These affect both male and female and are as a result of unhealthy eating. It may be Anorexia which is a prolonged disorder of eating due to loss of appetite or Bulimia (also called stress eating) over eating. Some of the red flags for these disorders include; poor body frame, dehydration, excessive exercising, etc. Eating disorders typically occur with young teenagers who eat too much as a result of stress, guilt, sadness or excitement. Many college students often have a hard time believing they have developed a problem and did not seek treatment. If left untreated it causes serious physical and mental problems that may result in life-threatening issues. It is often difficult to identify with as students with the disorder thrive academically.

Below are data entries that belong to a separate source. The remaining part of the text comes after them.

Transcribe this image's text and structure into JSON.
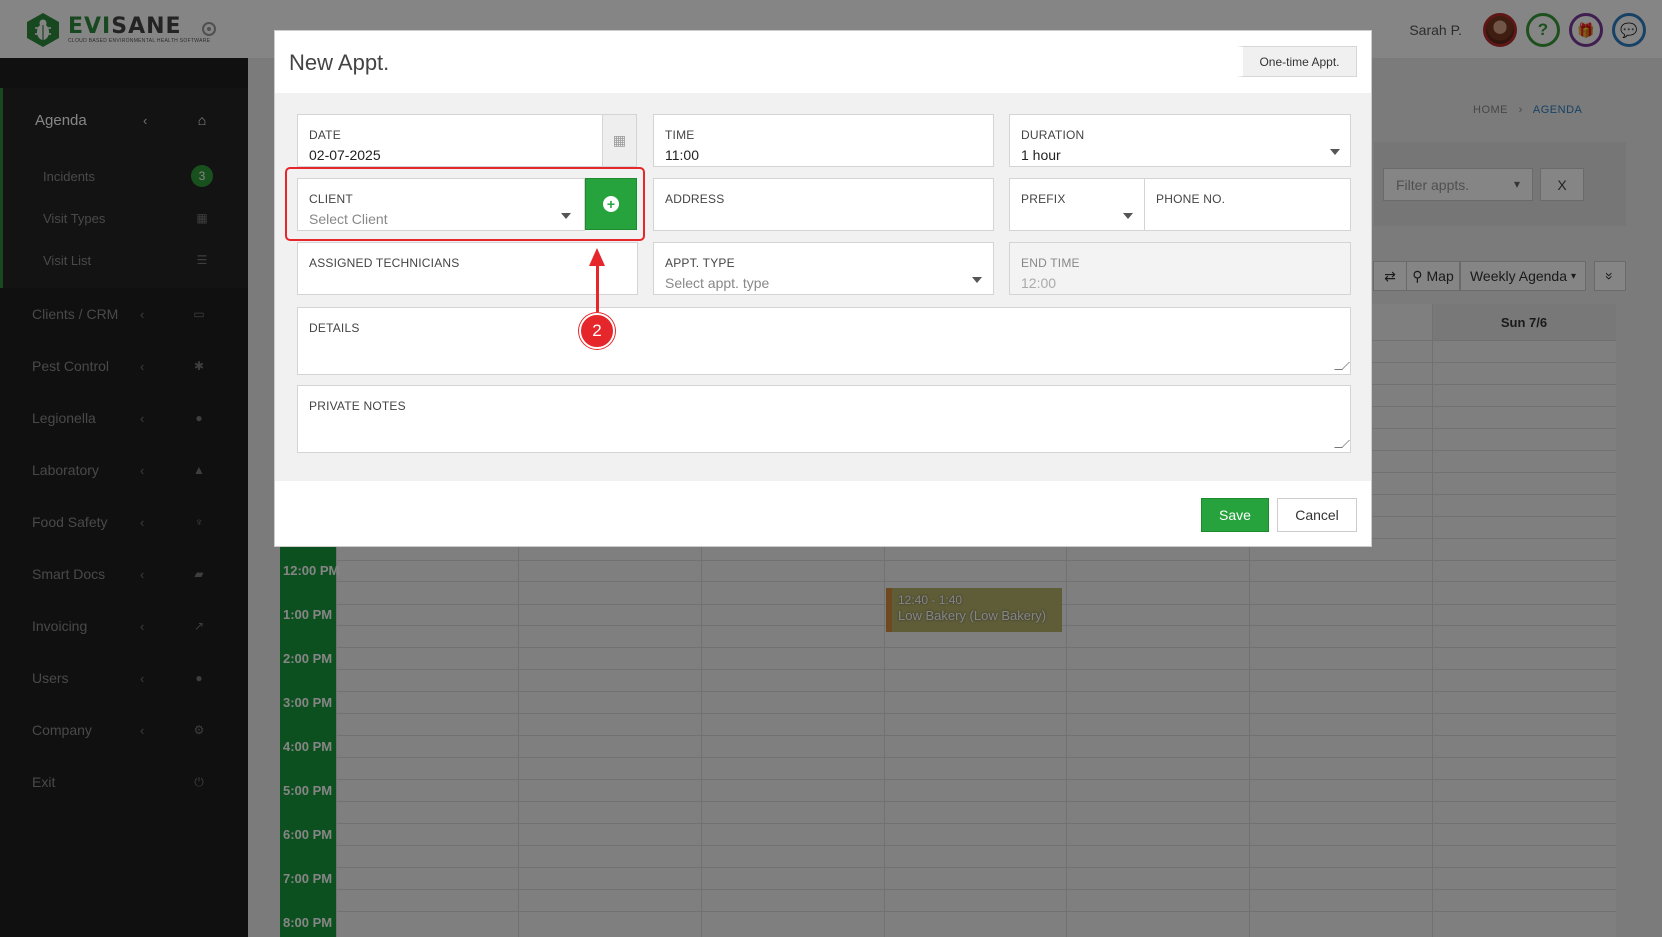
{
  "brand": {
    "name_green": "EVI",
    "name_gray": "SANE",
    "tagline": "CLOUD BASED ENVIRONMENTAL HEALTH SOFTWARE"
  },
  "user": {
    "name": "Sarah P."
  },
  "sidebar": {
    "agenda": {
      "label": "Agenda",
      "chev": "‹"
    },
    "sub_items": [
      {
        "label": "Incidents",
        "badge": "3"
      },
      {
        "label": "Visit Types"
      },
      {
        "label": "Visit List"
      }
    ],
    "items": [
      {
        "label": "Clients / CRM"
      },
      {
        "label": "Pest Control"
      },
      {
        "label": "Legionella"
      },
      {
        "label": "Laboratory"
      },
      {
        "label": "Food Safety"
      },
      {
        "label": "Smart Docs"
      },
      {
        "label": "Invoicing"
      },
      {
        "label": "Users"
      },
      {
        "label": "Company"
      },
      {
        "label": "Exit"
      }
    ]
  },
  "breadcrumb": {
    "home": "HOME",
    "sep": "›",
    "current": "AGENDA"
  },
  "filters": {
    "placeholder": "Filter appts.",
    "clear": "X"
  },
  "toolbar": {
    "swap": "⇄",
    "map": "Map",
    "view": "Weekly Agenda",
    "more": "»"
  },
  "calendar": {
    "header_day": "Sun 7/6",
    "times": [
      "12:00 PM",
      "1:00 PM",
      "2:00 PM",
      "3:00 PM",
      "4:00 PM",
      "5:00 PM",
      "6:00 PM",
      "7:00 PM",
      "8:00 PM"
    ],
    "event": {
      "time": "12:40 - 1:40",
      "name": "Low Bakery (Low Bakery)"
    }
  },
  "modal": {
    "title": "New Appt.",
    "one_time_label": "One-time Appt.",
    "fields": {
      "date": {
        "label": "DATE",
        "value": "02-07-2025"
      },
      "time": {
        "label": "TIME",
        "value": "11:00"
      },
      "duration": {
        "label": "DURATION",
        "value": "1 hour"
      },
      "client": {
        "label": "CLIENT",
        "placeholder": "Select Client"
      },
      "address": {
        "label": "ADDRESS"
      },
      "prefix": {
        "label": "PREFIX"
      },
      "phone": {
        "label": "PHONE NO."
      },
      "technicians": {
        "label": "ASSIGNED TECHNICIANS"
      },
      "appt_type": {
        "label": "APPT. TYPE",
        "placeholder": "Select appt. type"
      },
      "end_time": {
        "label": "END TIME",
        "value": "12:00"
      },
      "details": {
        "label": "DETAILS"
      },
      "private_notes": {
        "label": "PRIVATE NOTES"
      }
    },
    "save": "Save",
    "cancel": "Cancel"
  },
  "annotation": {
    "step": "2"
  },
  "colors": {
    "brand_green": "#26a33c",
    "annotation_red": "#e5262a",
    "link_blue": "#2e7fc2"
  }
}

  1. Post-traumatic stress disorder (PTSD)

PTSD may be difficult to identify because affected students experience unpredictability; in their moods and behavior. While it is natural to feel afraid during and after a traumatic experience, fear may trigger lots of changes in the body. The individual’s body begins to defend against danger or begin to avoid it. Some situations like the sudden or unexpected death of a loved one can as well cause PSTD. Symptoms may begin shortly after the incident or may take years to show. Affected students may suffer from sudden flashbacks, frightening dreams, and nightmares. Sometimes they tend to stay away from places, events or objects that remind them of the experience and may cause them to change their personal routine often thereby affecting their relationships with other students.

  1. Addiction

Many people like to say addictions are affected by the state of mind. Alcoholism and drug use is a common form of addiction in most college campuses in the world. For some students, it is a symbol of independence that starts as a tradition. Students then begin to depend on the abuse as an escape from their worries, boost their confidence and a way to feel better about themselves.

Many students who take lots of alcohol and indulge in drug use don’t primarily develop an addiction, the side effects they experience i.e. withdrawal, slurred speech, dear, bloodshot eyes, and physical deterioration often lead them back to it until becomes a full-fledged addiction.  A good number of addicted students can hide their symptoms well, so it is important to offer them help when you notice some signs. Do not be judgmental as it may cause total withdrawal.

In reality, the first point to spot trouble should be the family, but some parents may not know what to look for. Some serious problems may be waved over as a phase; family members should endeavor to stay in close contact with their kids, schools and most importantly their teachers.

Comments are closed.